§ Excerpts from a dataset

--- START ---

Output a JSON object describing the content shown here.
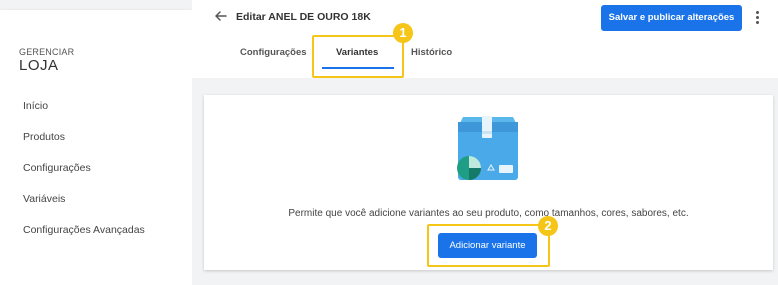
{
  "sidebar": {
    "store_label_small": "GERENCIAR",
    "store_label_big": "LOJA",
    "items": [
      {
        "label": "Início"
      },
      {
        "label": "Produtos"
      },
      {
        "label": "Configurações"
      },
      {
        "label": "Variáveis"
      },
      {
        "label": "Configurações Avançadas"
      }
    ]
  },
  "header": {
    "back_icon": "arrow-left-icon",
    "title": "Editar ANEL DE OURO 18K",
    "save_button": "Salvar e publicar alterações",
    "more_icon": "more-vertical-icon",
    "tabs": [
      {
        "label": "Configurações",
        "active": false
      },
      {
        "label": "Variantes",
        "active": true
      },
      {
        "label": "Histórico",
        "active": false
      }
    ]
  },
  "annotations": {
    "step1": "1",
    "step2": "2",
    "highlight_color": "#f5c518"
  },
  "main": {
    "illustration_icon": "package-box-icon",
    "description": "Permite que você adicione variantes ao seu produto, como tamanhos, cores, sabores, etc.",
    "add_variant_button": "Adicionar variante"
  },
  "colors": {
    "accent": "#1a73e8",
    "background": "#f1f3f4"
  }
}
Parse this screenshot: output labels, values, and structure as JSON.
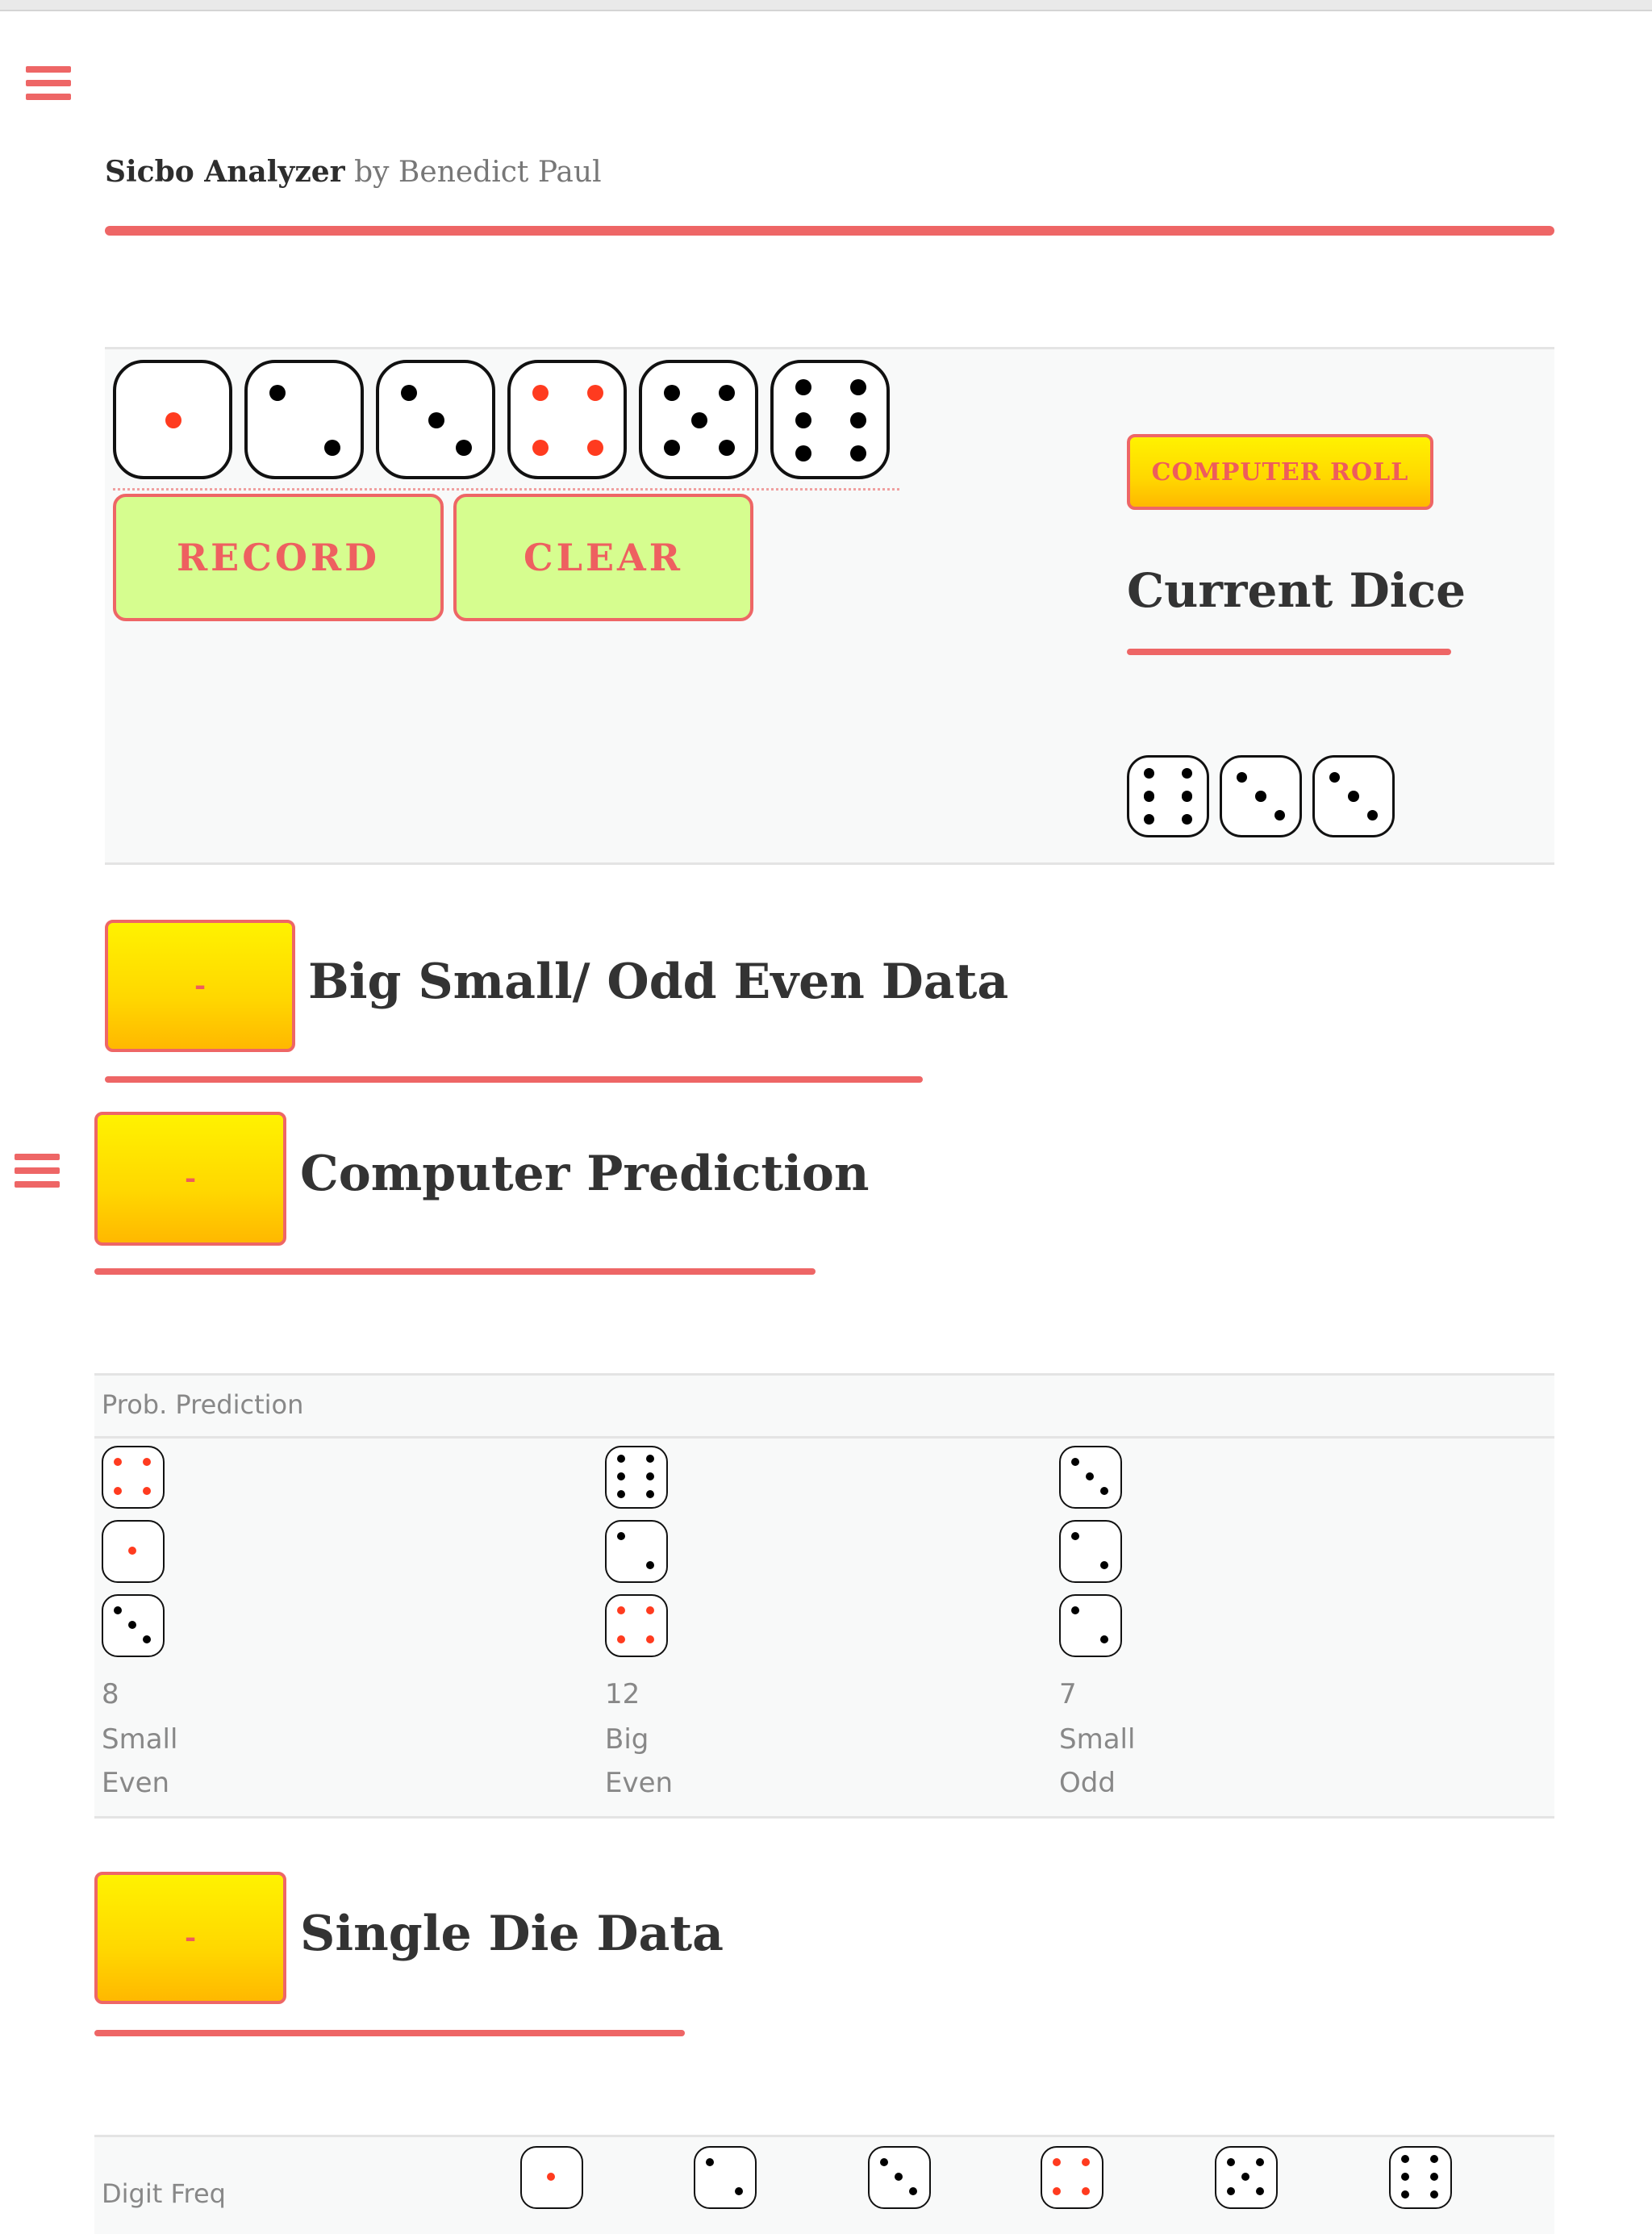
{
  "app": {
    "name": "Sicbo Analyzer",
    "byline": "by Benedict Paul"
  },
  "colors": {
    "accent": "#ee6666",
    "record_button": "#d6fd8f",
    "yellow_button": "#ffd700",
    "red_pip": "#ff3b1f"
  },
  "input_panel": {
    "selector_dice": [
      1,
      2,
      3,
      4,
      5,
      6
    ],
    "record_label": "RECORD",
    "clear_label": "CLEAR",
    "computer_roll_label": "COMPUTER ROLL",
    "current_dice_title": "Current Dice",
    "current_dice": [
      6,
      3,
      3
    ]
  },
  "sections": {
    "big_small": {
      "toggle_label": "-",
      "title": "Big Small/ Odd Even Data"
    },
    "prediction": {
      "toggle_label": "-",
      "title": "Computer Prediction"
    },
    "single_die": {
      "toggle_label": "-",
      "title": "Single Die Data"
    }
  },
  "prob_prediction": {
    "header": "Prob. Prediction",
    "columns": [
      {
        "dice": [
          4,
          1,
          3
        ],
        "total": "8",
        "size": "Small",
        "parity": "Even"
      },
      {
        "dice": [
          6,
          2,
          4
        ],
        "total": "12",
        "size": "Big",
        "parity": "Even"
      },
      {
        "dice": [
          3,
          2,
          2
        ],
        "total": "7",
        "size": "Small",
        "parity": "Odd"
      }
    ]
  },
  "digit_freq": {
    "header": "Digit Freq",
    "dice": [
      1,
      2,
      3,
      4,
      5,
      6
    ]
  }
}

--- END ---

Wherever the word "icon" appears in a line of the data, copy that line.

§ Expected answer
    "back_icon": "arrow-left-icon",
    "more_icon": "more-vertical-icon",
    "illustration_icon": "package-box-icon",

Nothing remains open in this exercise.